[WORK TASK]: In this exercise, every entry below is to be reproduced word for word.

Segment Start: EXTRACTED RECORDS

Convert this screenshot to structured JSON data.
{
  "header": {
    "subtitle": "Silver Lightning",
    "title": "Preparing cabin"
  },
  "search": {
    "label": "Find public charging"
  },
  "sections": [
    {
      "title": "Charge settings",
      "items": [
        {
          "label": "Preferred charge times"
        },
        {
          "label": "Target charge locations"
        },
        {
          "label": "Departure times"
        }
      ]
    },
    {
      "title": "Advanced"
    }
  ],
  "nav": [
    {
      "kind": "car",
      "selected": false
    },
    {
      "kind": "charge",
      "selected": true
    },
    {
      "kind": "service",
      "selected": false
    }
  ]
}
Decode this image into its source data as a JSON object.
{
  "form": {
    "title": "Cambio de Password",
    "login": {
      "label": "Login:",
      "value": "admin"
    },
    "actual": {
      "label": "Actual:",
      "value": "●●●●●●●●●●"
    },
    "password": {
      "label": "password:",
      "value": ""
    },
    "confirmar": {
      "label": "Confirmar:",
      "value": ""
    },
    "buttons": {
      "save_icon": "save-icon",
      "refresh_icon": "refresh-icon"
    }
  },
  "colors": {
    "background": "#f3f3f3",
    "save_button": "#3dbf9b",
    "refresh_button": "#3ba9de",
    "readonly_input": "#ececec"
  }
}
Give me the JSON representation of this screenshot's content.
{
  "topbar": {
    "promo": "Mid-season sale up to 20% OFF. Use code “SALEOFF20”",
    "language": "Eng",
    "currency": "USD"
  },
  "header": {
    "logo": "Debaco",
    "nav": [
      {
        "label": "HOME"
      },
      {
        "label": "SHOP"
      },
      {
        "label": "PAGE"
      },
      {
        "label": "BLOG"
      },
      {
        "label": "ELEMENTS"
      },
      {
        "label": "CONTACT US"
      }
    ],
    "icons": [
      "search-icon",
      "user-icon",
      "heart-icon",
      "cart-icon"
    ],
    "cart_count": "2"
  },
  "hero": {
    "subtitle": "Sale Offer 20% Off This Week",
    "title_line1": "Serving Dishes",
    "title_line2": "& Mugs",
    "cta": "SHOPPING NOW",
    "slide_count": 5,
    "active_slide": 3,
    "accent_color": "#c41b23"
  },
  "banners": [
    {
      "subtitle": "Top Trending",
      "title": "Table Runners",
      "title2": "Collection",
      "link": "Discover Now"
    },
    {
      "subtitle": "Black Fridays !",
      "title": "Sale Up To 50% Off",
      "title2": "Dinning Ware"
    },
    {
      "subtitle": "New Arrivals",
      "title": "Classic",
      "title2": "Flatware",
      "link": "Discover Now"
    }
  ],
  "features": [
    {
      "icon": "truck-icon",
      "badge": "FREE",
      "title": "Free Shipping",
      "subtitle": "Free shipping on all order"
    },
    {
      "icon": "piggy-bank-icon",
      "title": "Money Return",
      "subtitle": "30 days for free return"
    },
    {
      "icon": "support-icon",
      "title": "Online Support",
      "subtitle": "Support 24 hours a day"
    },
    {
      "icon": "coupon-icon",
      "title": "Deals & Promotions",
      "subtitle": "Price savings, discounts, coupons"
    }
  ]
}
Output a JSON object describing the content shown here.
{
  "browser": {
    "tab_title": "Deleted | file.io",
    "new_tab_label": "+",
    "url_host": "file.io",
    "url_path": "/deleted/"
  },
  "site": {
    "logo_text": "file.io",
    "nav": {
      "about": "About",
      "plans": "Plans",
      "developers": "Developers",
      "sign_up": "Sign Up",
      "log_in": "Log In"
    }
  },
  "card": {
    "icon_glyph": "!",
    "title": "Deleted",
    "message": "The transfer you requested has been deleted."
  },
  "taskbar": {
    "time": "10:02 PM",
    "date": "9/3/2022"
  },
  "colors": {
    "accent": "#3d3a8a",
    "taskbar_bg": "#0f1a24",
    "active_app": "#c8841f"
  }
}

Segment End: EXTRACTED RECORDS

[SOLUTION]:
Convert this screenshot to structured JSON data.
{
  "header": {
    "subtitle": "Silver Lightning",
    "title": "Preparing cabin"
  },
  "search": {
    "label": "Find public charging"
  },
  "sections": [
    {
      "title": "Charge settings",
      "items": [
        {
          "label": "Preferred charge times"
        },
        {
          "label": "Target charge locations"
        },
        {
          "label": "Departure times"
        }
      ]
    },
    {
      "title": "Advanced"
    }
  ],
  "nav": [
    {
      "kind": "car",
      "selected": false
    },
    {
      "kind": "charge",
      "selected": true
    },
    {
      "kind": "service",
      "selected": false
    }
  ]
}
Decode this image into its source data as a JSON object.
{
  "form": {
    "title": "Cambio de Password",
    "login": {
      "label": "Login:",
      "value": "admin"
    },
    "actual": {
      "label": "Actual:",
      "value": "●●●●●●●●●●"
    },
    "password": {
      "label": "password:",
      "value": ""
    },
    "confirmar": {
      "label": "Confirmar:",
      "value": ""
    },
    "buttons": {
      "save_icon": "save-icon",
      "refresh_icon": "refresh-icon"
    }
  },
  "colors": {
    "background": "#f3f3f3",
    "save_button": "#3dbf9b",
    "refresh_button": "#3ba9de",
    "readonly_input": "#ececec"
  }
}
Give me the JSON representation of this screenshot's content.
{
  "topbar": {
    "promo": "Mid-season sale up to 20% OFF. Use code “SALEOFF20”",
    "language": "Eng",
    "currency": "USD"
  },
  "header": {
    "logo": "Debaco",
    "nav": [
      {
        "label": "HOME"
      },
      {
        "label": "SHOP"
      },
      {
        "label": "PAGE"
      },
      {
        "label": "BLOG"
      },
      {
        "label": "ELEMENTS"
      },
      {
        "label": "CONTACT US"
      }
    ],
    "icons": [
      "search-icon",
      "user-icon",
      "heart-icon",
      "cart-icon"
    ],
    "cart_count": "2"
  },
  "hero": {
    "subtitle": "Sale Offer 20% Off This Week",
    "title_line1": "Serving Dishes",
    "title_line2": "& Mugs",
    "cta": "SHOPPING NOW",
    "slide_count": 5,
    "active_slide": 3,
    "accent_color": "#c41b23"
  },
  "banners": [
    {
      "subtitle": "Top Trending",
      "title": "Table Runners",
      "title2": "Collection",
      "link": "Discover Now"
    },
    {
      "subtitle": "Black Fridays !",
      "title": "Sale Up To 50% Off",
      "title2": "Dinning Ware"
    },
    {
      "subtitle": "New Arrivals",
      "title": "Classic",
      "title2": "Flatware",
      "link": "Discover Now"
    }
  ],
  "features": [
    {
      "icon": "truck-icon",
      "badge": "FREE",
      "title": "Free Shipping",
      "subtitle": "Free shipping on all order"
    },
    {
      "icon": "piggy-bank-icon",
      "title": "Money Return",
      "subtitle": "30 days for free return"
    },
    {
      "icon": "support-icon",
      "title": "Online Support",
      "subtitle": "Support 24 hours a day"
    },
    {
      "icon": "coupon-icon",
      "title": "Deals & Promotions",
      "subtitle": "Price savings, discounts, coupons"
    }
  ]
}
Output a JSON object describing the content shown here.
{
  "browser": {
    "tab_title": "Deleted | file.io",
    "new_tab_label": "+",
    "url_host": "file.io",
    "url_path": "/deleted/"
  },
  "site": {
    "logo_text": "file.io",
    "nav": {
      "about": "About",
      "plans": "Plans",
      "developers": "Developers",
      "sign_up": "Sign Up",
      "log_in": "Log In"
    }
  },
  "card": {
    "icon_glyph": "!",
    "title": "Deleted",
    "message": "The transfer you requested has been deleted."
  },
  "taskbar": {
    "time": "10:02 PM",
    "date": "9/3/2022"
  },
  "colors": {
    "accent": "#3d3a8a",
    "taskbar_bg": "#0f1a24",
    "active_app": "#c8841f"
  }
}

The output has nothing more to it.